“An airplane that just ‘disappears’ leaves an empty space that can’t be healed,” Hopkins said.
The lost flight left a hole that can never be filled for the 19 families.
Jo An Wonders did her best to hold things together for her four kids.
“I remember when they brought his suitcase home,” she said. “It was like they walked in with a casket.”
She remained in their off-base house in Bellevue.
Wonders married another airman to provide for the children, but they later divorced. She took back her first husband’s name.
“He was the love of my life,” she said.
Jen Wonders was less than a year old when her father disappeared. But she felt his absence. The feeling that he might come back never quite went away.
“I knew nothing of dad, just what my mom told me,” said Jen, who is 51 and lives near her mother in Rhinelander, Wisconsin. “It was that aching, not knowing, wanting your dad to be there.”
Growing up, she tried to find out more about Rivet Amber. There was nothing there.
Then, in the early days of the Internet, she ran across a post by a man named Kingdon Hawes.
Hawes had moved on from the 24th Squadron less than two months after the crash. Later he drew an assignment at Offutt and made Omaha his home.
He retired from the Air Force in 1982, and started a second career as a professional photographer. Years later, he wrote that post on the one site he found that mentioned Shemya, which by then had closed.
Jen Wonders saw it. She emailed him. He told her everything he knew about Rivet Amber.
“I grasped on to that. He took me under his wing,” she said.
Jen pushed Hawes to build the website. She thought there was more to know, and more people who should know the story of Rivet Amber.
“I knew that I was helping people, for the first time in their lives, to help get closure,” Hawes said. “And closure on my side, too.”

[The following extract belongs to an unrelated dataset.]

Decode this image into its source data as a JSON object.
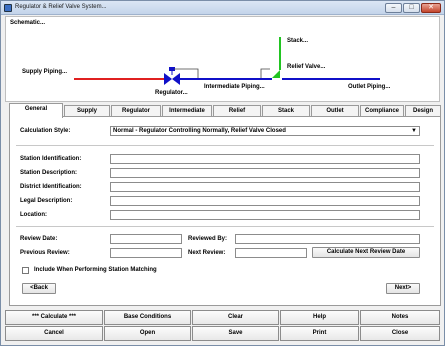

And yet, not completely.
“I sure wish they could find it, just a little scrap or something,” Jo An Wonders said. “My heart just aches.”